LANSING, Mich., Oct 27, 2023 — An effort is underway at the Michigan House of Representatives to make it easier to bring justice to the wrongfully convicted. State Rep. Kara Hope (D-Holt) introduced House Bill 5271 this week to amend a state law on post-conviction DNA testing, by expanding the eligibility for an individual to get tested.
Since 2001, DNA testing technology has significantly advanced — for example, the testing now requires smaller amounts of material to obtain results. Hope’s legislation would update the law to better reflect current technological capabilities; allow more individuals to be eligible for post-conviction DNA testing; and would promote public safety by creating an avenue to find the actual perpetrator.
“Michigan enacted a post-conviction DNA testing law in 2001 to assist in identifying the factually innocent and ensuring that the true perpetrator is held accountable,” Hope said. “While this law assists defendants who have been wrongfully convicted by providing them with access to DNA testing, it is woefully outdated and in need of some common-sense fixes. That’s why I’m proud to have introduced HB 5271 to modernize and humanize the way we treat those who may have been, or indeed were, wrongfully accused.”
Hope is working on this legislation with Cooley Law School’s Innocence Project, where she interned as a law student. The Innocence Project is the only post-conviction DNA innocence organization in the state that works to exonerate the innocent.
“Using DNA testing as a tool to exonerate the innocent and identify the actual perpetrator is critical to keeping our communities safe,” said Marla Mitchell-Cichon, counsel to the Cooley Law School Innocence Project. “The advancements in DNA technology require us to expand the availability of post-conviction DNA testing in Michigan.

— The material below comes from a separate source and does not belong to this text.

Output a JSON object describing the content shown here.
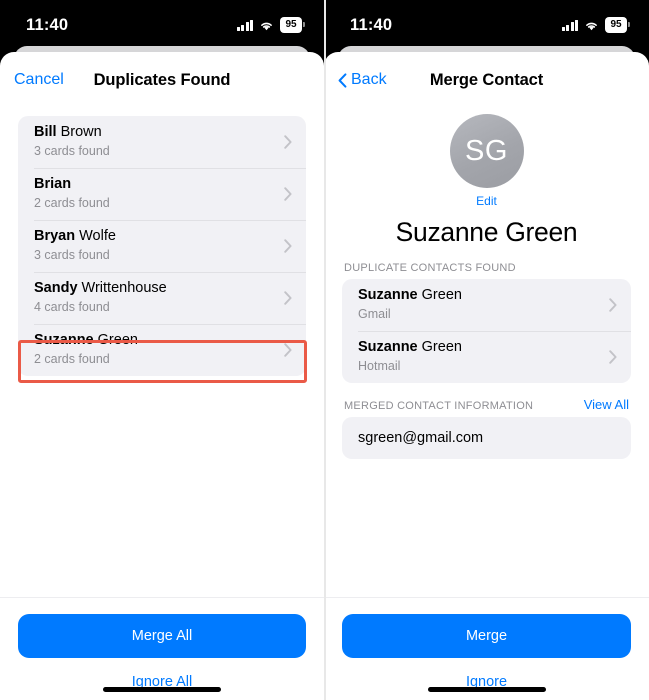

And these amendments will ensure that Michigan is prepared for future advancements.”
HB 5271 would amend Michigan’s Code of Criminal Procedure to:
- Remove the requirement that an individual must be incarcerated to obtain post-conviction DNA testing.
- Allow access to post-conviction DNA testing in guilty plea cases.
- Reduce restrictions on the availability of testing.